Posted in Healthy Eating

Winter Squash & Pumpkins: Super Foods with Great Possibilities - By Gretchen Scalpi RD, CDE

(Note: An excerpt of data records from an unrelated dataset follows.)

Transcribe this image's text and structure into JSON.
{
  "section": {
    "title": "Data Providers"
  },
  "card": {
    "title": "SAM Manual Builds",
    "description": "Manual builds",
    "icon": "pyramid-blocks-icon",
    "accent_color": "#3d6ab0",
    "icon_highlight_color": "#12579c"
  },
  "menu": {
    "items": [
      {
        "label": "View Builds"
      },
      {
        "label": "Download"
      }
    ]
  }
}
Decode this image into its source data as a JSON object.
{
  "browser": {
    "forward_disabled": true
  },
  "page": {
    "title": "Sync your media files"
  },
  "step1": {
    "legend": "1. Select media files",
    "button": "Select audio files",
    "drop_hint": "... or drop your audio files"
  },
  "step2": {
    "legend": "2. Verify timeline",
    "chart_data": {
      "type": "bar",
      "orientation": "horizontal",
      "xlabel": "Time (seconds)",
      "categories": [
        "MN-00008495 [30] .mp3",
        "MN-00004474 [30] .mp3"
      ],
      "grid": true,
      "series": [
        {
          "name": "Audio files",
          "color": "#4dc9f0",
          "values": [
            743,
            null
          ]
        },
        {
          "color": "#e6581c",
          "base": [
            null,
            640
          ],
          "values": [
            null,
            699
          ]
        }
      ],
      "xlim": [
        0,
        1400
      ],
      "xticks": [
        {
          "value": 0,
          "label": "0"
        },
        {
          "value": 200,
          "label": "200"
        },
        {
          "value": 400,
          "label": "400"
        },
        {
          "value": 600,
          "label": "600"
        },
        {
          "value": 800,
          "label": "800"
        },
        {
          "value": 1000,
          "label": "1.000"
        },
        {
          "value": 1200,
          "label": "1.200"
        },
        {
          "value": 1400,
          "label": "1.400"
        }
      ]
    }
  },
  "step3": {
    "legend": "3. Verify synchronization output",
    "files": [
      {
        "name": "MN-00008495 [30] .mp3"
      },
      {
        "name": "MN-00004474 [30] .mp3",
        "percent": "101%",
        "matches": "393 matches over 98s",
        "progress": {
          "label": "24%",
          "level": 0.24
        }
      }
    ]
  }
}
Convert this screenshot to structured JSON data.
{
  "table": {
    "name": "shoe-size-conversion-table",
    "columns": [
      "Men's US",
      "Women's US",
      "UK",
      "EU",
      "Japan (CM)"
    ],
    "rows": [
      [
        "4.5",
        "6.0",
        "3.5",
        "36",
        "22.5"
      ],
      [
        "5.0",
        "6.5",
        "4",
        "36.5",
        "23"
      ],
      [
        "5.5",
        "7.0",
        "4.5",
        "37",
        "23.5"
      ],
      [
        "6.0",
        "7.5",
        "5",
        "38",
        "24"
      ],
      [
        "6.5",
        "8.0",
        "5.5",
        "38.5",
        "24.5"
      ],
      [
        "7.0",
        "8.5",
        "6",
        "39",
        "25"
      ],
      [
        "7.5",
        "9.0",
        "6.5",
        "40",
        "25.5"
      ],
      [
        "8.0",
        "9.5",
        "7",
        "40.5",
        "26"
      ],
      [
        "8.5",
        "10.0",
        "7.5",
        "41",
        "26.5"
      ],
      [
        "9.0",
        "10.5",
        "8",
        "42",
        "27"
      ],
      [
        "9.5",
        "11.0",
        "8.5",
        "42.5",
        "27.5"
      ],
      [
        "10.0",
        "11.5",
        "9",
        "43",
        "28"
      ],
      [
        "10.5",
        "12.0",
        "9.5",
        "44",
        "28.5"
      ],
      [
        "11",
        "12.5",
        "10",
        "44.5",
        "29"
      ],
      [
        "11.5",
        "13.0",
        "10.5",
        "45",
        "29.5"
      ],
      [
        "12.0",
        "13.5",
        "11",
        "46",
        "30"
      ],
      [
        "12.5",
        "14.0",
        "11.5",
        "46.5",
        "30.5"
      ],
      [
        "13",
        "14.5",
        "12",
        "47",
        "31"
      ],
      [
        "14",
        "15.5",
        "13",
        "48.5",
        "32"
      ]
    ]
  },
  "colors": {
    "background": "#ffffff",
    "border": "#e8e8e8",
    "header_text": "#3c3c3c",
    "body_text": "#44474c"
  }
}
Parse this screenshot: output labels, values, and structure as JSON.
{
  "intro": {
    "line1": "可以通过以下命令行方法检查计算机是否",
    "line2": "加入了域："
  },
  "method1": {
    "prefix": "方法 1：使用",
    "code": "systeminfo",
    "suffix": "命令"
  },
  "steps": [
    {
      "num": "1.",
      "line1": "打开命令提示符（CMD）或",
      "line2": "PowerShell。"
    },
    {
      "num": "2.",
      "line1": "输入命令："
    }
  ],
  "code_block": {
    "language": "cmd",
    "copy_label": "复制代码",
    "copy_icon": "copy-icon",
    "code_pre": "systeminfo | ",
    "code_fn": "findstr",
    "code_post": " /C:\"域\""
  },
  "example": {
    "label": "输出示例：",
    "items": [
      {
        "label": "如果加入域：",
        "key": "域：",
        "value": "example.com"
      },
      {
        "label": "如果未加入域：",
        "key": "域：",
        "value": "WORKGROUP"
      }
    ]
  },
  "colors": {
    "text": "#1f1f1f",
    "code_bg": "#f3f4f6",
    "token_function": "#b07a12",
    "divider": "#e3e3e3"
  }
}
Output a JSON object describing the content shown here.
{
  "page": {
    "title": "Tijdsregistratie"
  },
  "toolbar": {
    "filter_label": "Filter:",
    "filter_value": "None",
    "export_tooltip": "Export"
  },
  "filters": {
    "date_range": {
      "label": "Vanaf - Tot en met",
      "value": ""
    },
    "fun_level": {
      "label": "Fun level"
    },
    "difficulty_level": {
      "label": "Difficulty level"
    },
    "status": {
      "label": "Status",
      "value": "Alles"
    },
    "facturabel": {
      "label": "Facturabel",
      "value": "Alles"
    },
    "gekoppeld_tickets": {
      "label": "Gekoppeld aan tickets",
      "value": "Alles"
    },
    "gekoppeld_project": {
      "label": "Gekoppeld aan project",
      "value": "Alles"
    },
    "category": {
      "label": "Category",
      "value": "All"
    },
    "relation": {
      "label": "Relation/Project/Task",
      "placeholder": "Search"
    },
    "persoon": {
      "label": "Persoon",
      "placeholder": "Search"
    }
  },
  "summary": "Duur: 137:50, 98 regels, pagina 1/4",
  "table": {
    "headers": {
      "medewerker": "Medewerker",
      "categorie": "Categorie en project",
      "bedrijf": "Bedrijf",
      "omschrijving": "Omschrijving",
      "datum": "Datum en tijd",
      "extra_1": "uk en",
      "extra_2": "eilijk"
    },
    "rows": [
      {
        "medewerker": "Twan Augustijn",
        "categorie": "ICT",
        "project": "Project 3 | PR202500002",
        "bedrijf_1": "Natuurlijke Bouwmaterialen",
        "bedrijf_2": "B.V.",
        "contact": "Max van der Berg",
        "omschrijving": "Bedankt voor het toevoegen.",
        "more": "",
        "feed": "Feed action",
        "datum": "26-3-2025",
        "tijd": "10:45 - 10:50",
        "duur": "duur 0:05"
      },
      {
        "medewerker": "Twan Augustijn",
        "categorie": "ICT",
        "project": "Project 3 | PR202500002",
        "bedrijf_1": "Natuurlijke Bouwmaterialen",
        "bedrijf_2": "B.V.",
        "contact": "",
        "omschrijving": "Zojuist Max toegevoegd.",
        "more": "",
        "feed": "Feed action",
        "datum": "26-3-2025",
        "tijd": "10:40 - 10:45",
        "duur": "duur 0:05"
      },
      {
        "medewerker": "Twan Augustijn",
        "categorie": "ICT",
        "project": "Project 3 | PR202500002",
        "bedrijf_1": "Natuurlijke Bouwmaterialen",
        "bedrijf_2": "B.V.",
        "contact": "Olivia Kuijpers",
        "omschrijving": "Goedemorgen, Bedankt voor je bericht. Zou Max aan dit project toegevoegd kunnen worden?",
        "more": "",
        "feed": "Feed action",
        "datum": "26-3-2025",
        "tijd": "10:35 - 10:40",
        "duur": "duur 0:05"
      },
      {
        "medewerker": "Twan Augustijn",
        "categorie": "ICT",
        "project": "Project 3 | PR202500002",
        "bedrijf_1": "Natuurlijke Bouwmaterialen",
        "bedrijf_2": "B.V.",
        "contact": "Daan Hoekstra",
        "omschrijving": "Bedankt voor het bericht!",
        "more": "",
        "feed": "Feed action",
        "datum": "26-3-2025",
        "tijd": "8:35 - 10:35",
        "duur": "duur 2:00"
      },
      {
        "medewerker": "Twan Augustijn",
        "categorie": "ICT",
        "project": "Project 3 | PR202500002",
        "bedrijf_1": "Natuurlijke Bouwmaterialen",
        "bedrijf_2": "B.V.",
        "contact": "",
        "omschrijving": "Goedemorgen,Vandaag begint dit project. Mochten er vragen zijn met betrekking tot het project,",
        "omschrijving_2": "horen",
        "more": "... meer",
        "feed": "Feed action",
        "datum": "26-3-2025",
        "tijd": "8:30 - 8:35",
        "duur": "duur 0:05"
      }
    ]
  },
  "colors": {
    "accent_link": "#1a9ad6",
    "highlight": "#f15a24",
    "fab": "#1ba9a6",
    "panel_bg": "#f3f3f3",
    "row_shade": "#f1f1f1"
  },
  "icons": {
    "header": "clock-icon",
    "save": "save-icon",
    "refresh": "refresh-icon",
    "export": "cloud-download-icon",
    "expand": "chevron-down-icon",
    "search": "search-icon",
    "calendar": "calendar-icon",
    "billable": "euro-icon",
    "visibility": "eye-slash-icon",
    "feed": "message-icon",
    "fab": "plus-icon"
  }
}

Gretchen Scalpi is a Registered Dietitian, Certified Diabetes Educator, author and Certified Wellcoach®. Gretchen has worked with hundreds of clients in her own private nutrition practice since 2002, providing nutrition and wellness coaching in the areas of diabetes, weight management, food sensitivities, and general wellness. Gretchen provides lectures and workshops on a variety of nutrition topics to corporate and community groups.  She is the author of the "The Everything Diabetes Cookbook, 2nd ed.," and "The Everything Guide to Managing and Reversing Prediabetes".  If you would like to learn more about Gretchen, or read her newsletter or blog visit http://www.nutritionxpert.com.

 

Now that we are well into the fall season and marching our way to the holidays, I am sure you have noticed the large assortment of winter squash and pumpkins everywhere.  Pumpkins certainly revive our desire for traditional pumpkin pie, but there is so much more that can be done with pumpkins, and the endless varieties of winter squash.

 

One of the wonderful things about winter squash is that it stores well and can be kept on hand for a much longer period of time compared to other vegetables. If winter squash is un-cut, and stored in a cool location, it can keep for up to six months.  Cooked, pureed squash can be frozen for 3- 6 months. This gives you an opportunity to buy squash when it’s economical and readily available, then store enough to take you through the winter and into early spring.

 

If you are aiming to include more “super-foods” in your life, squash and pumpkins definitely qualify!  They are all quite high in fiber, and contain generous amounts of the antioxidant “carotene”. The antioxidant activity of carotene helps reduce the risk of many types of cancer. In addition, carotene benefits the immune system and eye health. Winter squash is a great source of vitamin C, as well as folic acid, potassium and magnesium. Filling, yet low in calories, a 1 cup serving of squash provides roughly 80-115 calories and 3-10 grams of fiber.

 

The best ways to cook squash or pumpkins is to bake it, because baking brings out the sweet flavor. Simply cut the squash in half, remove the seeds and bake the halves flesh-side down on a baking sheet or stone that has been lightly coated with vegetable oil or cooking spray. Bake at 375°-400° degrees until tender (usually about 45 minutes).

 

When the baked squash is cool enough to handle, scoop out the flesh to use right away or store in the freezer.  Besides using as a cooked vegetable, squash can work its way into many other recipes for soups, stews, breads, and rice or pasta dishes. There are endless possibilities, and the more you work with squash, you will see just how versatile this vegetable is!

 

Need a few recipe ideas for making squash or pumpkins this holiday season?  Check out the healthy squash recipes at Eating Well  or in my  book The Everything Guide to Managing and Reversing Pre-Diabetes. 

 

Gretchen Scalpi is a Registered Dietitian, Certified Diabetes Educator, author and Certified Wellcoach®. Gretchen has worked with hundreds of clients in her own private nutrition practice since 2002, providing nutrition and wellness coaching in the areas of diabetes, weight management, food sensitivities, and general wellness. Gretchen provides lectures and workshops on a variety of nutrition topics to corporate and community groups.  She is the author of the "Pre-Diabetes: Your Second Chance at Health," and "The Everything Guide to Managing and Reversing Prediabetes".  If you would like to learn more about Gretchen, or read her newsletter visit http://www.nutritionxpert.com.

 

This article is courtesy of the Top 1% Club and the Top 1% Club Mentor Gail Kasper. For additional information on Gail Kasper, her television appearances and speaking engagements, please visit gailkasper.com.